Teachable moments are moments when the attention of a class or a nation is already on the subject--when the need for answers or at least discussion is already there. The trick is to recognize them and use them.
President Obama had a teachable moment on Friday when a positive but disappointing jobs report was issued. It was a moment he could have pointed out that had Congress passed his jobs bill, thousands if not millions of people would right now be repairing and restoring the infrastructure that the entire American public depends on, and not the least of all, its businesses. And otherwise building--literally building--what the country needs for its future, to generate other new jobs as well as help its citizens be safer and more secure. And more employed.
A lot of this was part of what he did say at several campaign events, and he said some of it in his remarks after signing the transportation bill, which at least keeps workers on infrastructure projects that have already started. But he didn't relate this to the moment in a way that would get it excerpted in ways that reach people.
He spoke on Friday at one of my old haunts, the Carnegie Mellon campus in Pittsburgh (photo.) It was very hot, and a number of people fainted. He could have used this moment to talk about the climate crisis and the need for green energy. This was a teachable moment, and he missed it.
Now President Obama is hardly alone in either having the opportunity for a teachable moment or in missing one. But Bill McKibben did call him out for this one, and he was right to. Still, this summer is a long teachable moment, and there will be other opportunities.
Someone who didn't miss this moment was MSNBC's Chris Hayes on his Sunday morning program, which he largely devoted to the climate crisis, and with more than the usual insight--much of it coming from Bill McKibben (it was on that show that he made the above observation.)
McKibben's entire interview is really worth watching. Rather than embed part of it, I'll provide links because it's in several parts. If you go to the Up with Chris Hayes site right now, chances are that all of these links will be in plain view. But if not, here's the link to his introduction, to the first panel discussion, to the first part of the McKibben interview, the second part of McK, the third part of McK.
As Chris Hayes said, the summer's weather phenomena--this year's, or even the past few years'--demonstrate that "the climate change wolf is at the door." McKibben is particularly cogent in interviews, and here are a few of his points.
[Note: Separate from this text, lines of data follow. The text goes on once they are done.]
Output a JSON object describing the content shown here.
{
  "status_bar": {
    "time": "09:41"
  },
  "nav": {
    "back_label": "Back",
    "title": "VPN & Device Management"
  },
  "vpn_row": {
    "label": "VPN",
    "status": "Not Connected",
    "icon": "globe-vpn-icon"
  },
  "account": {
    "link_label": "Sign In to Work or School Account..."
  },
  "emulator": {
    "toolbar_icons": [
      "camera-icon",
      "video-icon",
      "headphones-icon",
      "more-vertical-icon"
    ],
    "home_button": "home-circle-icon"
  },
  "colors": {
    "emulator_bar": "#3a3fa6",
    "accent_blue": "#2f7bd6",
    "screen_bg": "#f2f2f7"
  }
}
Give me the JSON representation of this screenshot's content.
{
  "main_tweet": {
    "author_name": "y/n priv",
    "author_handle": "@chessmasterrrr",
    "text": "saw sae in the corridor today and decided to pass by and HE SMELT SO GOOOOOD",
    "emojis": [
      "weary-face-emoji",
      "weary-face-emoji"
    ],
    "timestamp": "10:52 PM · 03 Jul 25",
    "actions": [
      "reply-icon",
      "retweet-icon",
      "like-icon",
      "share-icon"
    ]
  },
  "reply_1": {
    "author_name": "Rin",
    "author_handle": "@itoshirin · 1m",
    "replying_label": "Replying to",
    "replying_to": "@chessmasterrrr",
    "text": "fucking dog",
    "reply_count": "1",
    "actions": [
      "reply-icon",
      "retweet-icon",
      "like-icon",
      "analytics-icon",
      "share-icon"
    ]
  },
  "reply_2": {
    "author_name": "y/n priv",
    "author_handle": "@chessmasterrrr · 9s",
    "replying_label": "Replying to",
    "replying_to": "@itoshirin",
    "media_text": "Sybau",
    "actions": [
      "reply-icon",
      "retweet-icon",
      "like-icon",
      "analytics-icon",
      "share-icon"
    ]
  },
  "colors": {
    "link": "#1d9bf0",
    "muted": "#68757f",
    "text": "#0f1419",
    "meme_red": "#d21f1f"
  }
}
Thanks in part to the very visible manifestations of climate change, about 2/3 of the American public now believes in the climate crisis and is willing to do something about it. And even though the fossil fuel industry is the major funder of political denial (he said that the fossil fueled Chamber of Commerce poured more money into the 2010 election that the R and D parties combined), even within it, denial is crumbling.
In terms of political action, he said that the next direct action campaign may be to deny government subsidies to fossil fuel industries. Beyond that, divestment is another weapon, similar to global divestment that helped end apartheid in South Africa. (By coincidence we just saw a film about that incredible moment, and it makes the point that the economic self-interest of at least one major company in South Africa materially helped bring the parties together to make agreements that seemed impossible before they actually happened.)
McKibben also came up with a very neat formula for the cause/effect problem that I've gone on about many times--that we have to deal with the effects of the climate crisis at the same time as we deal with the causes, whereas denial is preventing us from dealing with either, at least at the necessary scale.
McKibben uses the "adaptation" buzzword, which I still think is a loser, but at least he places it in a more comprehensible context. His two mottos are:
1. Adapt to that which you can't prevent.
2. Prevent that to which you can't adapt.
It's still not clean enough verbally but there's a solid core there. Until we admit that we're going to have real climate-caused problems for the forseeable future, we aren't going to invest the resources in addressing those effects. But unless we also deal with the causes of the climate crisis, its effects in the farther future--yet within the lifetimes of people living now--will become so severe that our societies and our science may not be up to the tasks. Life as we know it could be over--permanently.
The Chris Hayes segments don't teach all they could. Nobody got around to noting that there is no paradox about "global warming" causing it to snow more in some places. It is one of the predictable effects of warming the atmosphere--warmer air is wetter, and warmer air in the winter makes for snow--simple weatherman facts that anybody can understand. It's a little more complicated to explain extreme cold caused by global warming but we accept many things that are more counter-intuitive and bewildering.
What teachable moments do more than anything is they allow issues to transcend political positions. Prominent among the many real sins of the right is making the climate crisis political. And the way that the Rabid Right operates on this issue as on most others is with violence against anyone not adhering to their dogma. They don't do opposition politics--they deal in heresy and heretics, the saved and the damned.
What's necessary for many people to suddenly see that this is some false artificial arena of noise is to focus on the reality, the problems and the consequences. After last winter and spring, this particular summer is such an opportunity. This is real. This can wreck us. It causes pain and suffering and death. This must be addressed as problems that need solutions.